Researchers at The Christie NHS Foundation Trust have investigated a patient-centred approach to assessing the side effects of radiotherapy.
The research has shown that it may be able to improve the detection and management of treatment-related toxicity.
For lung cancer that cannot be removed with surgery, radiotherapy is the primary treatment option. However, it is associated with a range of side effects, including fatigue and inflammation of the oesophagus and lungs.
Current methods to record treatment-related toxicities rely on assessment by health care professionals. Now a team from The University of Manchester and The Christie - both part of the Manchester Cancer Research Centre - has explored the use of patient-reported outcomes to improve the recording of side effects for lung cancer patients.
Dr Corinne Faivre-Finn, a consultant based at The Christie NHS Foundation Trust and a researcher in The University of Manchester's Institute of Cancer Sciences, who led the research, said: "Such patient-reported outcome tools have been mainly evaluated for use with chemotherapy treatments. We wanted to assess their feasibility and relevance in lung cancer patients undergoing radiotherapy."
The group looked at the agreement between side effects as reported by doctors and the patients themselves. They also evaluated the relationship between reported toxicities and quality-of-life measures, relating to aspects such as tiredness, anxiety and shortness of breath.
Patients were asked to fill in questionnaires covering both side effects and quality of life at three time points: before treatment, at the end of radiotherapy and at later follow up. The consultants answered questions at identical time points covering the same common radiotherapy-related toxicities for each patient.
The study found that there was strongest agreement between the patient's scoring of side effects and measures relating to their quality of life. Toxicities as recorded by the clinicians appeared to underestimate their severity.

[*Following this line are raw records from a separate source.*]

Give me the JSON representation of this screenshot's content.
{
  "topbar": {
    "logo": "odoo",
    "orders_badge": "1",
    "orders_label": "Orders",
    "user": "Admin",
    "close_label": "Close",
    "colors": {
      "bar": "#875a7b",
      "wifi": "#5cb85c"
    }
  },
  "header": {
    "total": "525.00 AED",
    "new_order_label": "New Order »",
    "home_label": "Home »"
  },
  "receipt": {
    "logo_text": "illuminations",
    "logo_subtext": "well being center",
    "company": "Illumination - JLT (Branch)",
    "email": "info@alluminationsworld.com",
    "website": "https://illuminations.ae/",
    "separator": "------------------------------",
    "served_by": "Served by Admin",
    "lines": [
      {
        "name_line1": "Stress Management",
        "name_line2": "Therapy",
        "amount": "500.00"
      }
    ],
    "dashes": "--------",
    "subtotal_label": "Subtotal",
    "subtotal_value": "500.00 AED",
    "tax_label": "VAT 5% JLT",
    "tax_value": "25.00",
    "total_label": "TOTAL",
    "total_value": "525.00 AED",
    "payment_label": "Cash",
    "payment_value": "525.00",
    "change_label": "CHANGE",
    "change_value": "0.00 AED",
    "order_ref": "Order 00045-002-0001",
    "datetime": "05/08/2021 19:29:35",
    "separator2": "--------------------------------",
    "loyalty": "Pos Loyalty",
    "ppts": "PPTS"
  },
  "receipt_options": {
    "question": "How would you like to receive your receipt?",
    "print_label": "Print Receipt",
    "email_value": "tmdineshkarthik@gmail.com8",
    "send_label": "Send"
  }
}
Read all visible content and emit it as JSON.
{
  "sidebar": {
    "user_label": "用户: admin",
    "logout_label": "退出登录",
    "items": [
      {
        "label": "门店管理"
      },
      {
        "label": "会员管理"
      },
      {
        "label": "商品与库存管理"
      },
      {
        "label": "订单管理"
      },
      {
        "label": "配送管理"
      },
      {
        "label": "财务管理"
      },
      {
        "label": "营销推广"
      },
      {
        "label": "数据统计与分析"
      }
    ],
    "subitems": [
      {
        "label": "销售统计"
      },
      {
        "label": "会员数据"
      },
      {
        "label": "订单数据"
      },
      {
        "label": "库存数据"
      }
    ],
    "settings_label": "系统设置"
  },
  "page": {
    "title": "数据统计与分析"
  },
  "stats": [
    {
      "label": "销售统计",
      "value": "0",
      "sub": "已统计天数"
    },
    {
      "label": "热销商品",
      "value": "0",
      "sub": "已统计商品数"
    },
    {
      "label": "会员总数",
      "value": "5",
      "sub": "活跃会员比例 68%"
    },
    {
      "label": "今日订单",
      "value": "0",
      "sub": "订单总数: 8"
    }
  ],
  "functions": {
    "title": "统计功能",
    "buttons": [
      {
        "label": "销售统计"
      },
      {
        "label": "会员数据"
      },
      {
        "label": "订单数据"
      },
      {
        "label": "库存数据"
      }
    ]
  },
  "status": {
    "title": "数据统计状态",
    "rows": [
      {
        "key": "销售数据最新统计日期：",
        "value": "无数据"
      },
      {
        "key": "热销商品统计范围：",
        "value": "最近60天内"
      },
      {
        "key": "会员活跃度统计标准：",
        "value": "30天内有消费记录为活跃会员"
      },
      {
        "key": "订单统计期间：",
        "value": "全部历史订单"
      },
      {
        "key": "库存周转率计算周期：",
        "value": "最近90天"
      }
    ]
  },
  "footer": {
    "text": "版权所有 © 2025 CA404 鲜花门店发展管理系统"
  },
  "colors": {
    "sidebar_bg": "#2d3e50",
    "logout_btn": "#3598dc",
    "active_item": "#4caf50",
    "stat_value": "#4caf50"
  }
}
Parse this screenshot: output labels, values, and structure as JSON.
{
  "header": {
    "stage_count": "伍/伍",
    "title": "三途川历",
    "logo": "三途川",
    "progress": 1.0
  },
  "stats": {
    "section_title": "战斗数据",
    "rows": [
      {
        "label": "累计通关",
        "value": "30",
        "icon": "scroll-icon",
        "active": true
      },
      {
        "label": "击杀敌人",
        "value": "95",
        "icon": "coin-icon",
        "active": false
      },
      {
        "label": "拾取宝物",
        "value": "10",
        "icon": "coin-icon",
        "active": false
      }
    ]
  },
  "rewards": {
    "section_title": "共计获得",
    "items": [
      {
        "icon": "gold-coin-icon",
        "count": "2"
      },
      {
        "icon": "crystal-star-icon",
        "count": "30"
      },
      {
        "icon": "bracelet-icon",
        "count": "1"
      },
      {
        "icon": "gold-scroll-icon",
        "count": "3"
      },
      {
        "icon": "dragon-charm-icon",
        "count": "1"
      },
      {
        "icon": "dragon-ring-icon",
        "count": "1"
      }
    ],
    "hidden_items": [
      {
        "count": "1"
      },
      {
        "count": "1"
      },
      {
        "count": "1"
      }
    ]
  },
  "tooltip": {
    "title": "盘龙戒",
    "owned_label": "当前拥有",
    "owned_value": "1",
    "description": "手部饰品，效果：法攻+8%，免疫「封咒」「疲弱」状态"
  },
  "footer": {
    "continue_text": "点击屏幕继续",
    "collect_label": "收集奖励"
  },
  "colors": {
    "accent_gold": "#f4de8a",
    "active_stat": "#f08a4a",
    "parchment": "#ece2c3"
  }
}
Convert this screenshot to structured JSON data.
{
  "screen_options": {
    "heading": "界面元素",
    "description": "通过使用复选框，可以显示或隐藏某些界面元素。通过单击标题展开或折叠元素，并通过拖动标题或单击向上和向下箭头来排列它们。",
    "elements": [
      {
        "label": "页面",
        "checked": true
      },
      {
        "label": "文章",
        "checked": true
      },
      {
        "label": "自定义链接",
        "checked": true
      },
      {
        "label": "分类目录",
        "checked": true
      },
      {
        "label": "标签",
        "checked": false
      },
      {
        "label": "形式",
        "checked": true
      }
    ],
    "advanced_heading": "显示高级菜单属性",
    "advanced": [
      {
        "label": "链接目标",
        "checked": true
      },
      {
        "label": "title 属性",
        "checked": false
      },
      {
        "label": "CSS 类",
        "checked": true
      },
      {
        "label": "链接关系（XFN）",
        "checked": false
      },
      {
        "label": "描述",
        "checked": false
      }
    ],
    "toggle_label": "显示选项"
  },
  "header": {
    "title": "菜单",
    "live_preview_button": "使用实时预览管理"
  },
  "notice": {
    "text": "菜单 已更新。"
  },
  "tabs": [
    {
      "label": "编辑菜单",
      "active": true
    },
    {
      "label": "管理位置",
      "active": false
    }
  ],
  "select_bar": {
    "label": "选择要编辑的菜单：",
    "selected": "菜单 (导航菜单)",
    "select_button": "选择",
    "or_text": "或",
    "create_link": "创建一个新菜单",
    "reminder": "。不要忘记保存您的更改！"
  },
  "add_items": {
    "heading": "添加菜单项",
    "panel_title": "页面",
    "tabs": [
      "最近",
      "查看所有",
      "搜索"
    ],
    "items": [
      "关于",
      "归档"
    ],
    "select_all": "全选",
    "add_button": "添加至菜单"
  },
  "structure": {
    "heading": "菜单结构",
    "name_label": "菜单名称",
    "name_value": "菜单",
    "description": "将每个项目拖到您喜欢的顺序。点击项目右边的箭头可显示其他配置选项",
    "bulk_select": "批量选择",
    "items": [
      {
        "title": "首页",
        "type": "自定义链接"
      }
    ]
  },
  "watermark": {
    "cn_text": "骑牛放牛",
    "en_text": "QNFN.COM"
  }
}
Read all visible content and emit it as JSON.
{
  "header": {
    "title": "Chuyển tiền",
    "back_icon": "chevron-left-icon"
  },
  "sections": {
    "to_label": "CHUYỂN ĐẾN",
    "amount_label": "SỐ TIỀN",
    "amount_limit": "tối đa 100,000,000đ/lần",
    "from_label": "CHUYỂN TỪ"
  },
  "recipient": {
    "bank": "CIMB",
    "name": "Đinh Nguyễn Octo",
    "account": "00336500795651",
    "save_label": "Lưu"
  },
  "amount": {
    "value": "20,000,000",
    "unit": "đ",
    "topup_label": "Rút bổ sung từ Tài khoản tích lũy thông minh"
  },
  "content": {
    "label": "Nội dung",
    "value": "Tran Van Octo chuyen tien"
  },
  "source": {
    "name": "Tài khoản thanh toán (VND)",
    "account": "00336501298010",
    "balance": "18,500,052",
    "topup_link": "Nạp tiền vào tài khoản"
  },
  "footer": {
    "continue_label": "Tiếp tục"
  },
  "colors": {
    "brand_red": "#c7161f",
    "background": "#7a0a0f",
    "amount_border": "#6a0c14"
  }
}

"This was the first study in Europe to explore such a patient-centred approach to recording side effects. Incorporating this method into cancer care could allow us to detect and manage serious effects earlier. It could also improve patient-doctor relationships and help doctors better understand the full impact of treatment on patients," added Dr Faivre-Finn.